A Partial List Of Affecting Bias...
The next posts cover a list of some of the known types of bias that have a significant and real potential to harmfully affect the accuracy and correctness of extinction risk assessments. Each bias will be given its common/accepted consensus name, along with relevant links to Wikipedia articles with more details. Each bias will be briefly described with particular regard to its potential impact on risk assessment in an existential context.
Some of the remarks and observations herein have been derived from content posted to the website LessWrong.com – no claim of content originality by this author is implied or intended. Content has been duplicated and edited/expanded here for informational and research purposes only.
Nothing herein is intended to implicate or impugn any specific individual, group, or institution. The author has not specifically encountered these sorts of issues in regards to just one person or person or project. Most people are actually well-intentioned. Unfortunately, 'good intentions' is not equivalent to (nor necessarily yielding of) 'good results', particularly where the possibility of extinction risks is concerned.
All of the descriptive notations regarding the specific characteristics of each bias have been derived from Wikipedia.

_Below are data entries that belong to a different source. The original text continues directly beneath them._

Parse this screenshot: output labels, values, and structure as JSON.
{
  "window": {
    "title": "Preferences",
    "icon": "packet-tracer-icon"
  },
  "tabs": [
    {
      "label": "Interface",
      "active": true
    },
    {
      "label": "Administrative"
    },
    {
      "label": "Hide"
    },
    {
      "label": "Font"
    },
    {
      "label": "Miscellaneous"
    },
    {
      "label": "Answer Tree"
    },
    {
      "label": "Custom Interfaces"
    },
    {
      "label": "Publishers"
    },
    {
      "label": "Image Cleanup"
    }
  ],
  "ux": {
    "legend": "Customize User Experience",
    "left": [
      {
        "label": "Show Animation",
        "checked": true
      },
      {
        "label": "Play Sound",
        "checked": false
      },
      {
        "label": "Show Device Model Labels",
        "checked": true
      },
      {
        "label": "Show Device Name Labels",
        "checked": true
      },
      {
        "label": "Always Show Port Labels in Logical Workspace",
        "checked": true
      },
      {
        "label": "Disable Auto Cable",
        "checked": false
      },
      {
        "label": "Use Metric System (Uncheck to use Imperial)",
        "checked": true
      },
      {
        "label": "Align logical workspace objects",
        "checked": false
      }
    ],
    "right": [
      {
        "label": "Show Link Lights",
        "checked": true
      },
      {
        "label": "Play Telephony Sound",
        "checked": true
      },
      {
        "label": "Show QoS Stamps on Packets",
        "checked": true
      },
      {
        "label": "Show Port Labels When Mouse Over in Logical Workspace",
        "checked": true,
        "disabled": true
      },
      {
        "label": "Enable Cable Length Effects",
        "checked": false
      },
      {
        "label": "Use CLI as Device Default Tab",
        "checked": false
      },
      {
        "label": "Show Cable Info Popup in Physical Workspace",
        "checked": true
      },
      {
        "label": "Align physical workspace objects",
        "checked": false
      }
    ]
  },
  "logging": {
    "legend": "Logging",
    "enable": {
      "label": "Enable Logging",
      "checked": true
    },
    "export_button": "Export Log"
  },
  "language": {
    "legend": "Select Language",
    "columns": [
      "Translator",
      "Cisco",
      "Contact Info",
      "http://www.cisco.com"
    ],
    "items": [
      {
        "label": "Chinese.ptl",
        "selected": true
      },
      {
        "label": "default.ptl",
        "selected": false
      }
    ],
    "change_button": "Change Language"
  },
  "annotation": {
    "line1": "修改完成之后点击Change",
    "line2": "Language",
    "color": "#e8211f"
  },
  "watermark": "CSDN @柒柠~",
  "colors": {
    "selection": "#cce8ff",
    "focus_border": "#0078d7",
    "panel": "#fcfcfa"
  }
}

These descriptions, explanations, and discussions are not intended to be comprehensive or authoritative – they are merely indicative for the purposes of stimulating relevant/appropriate conversation.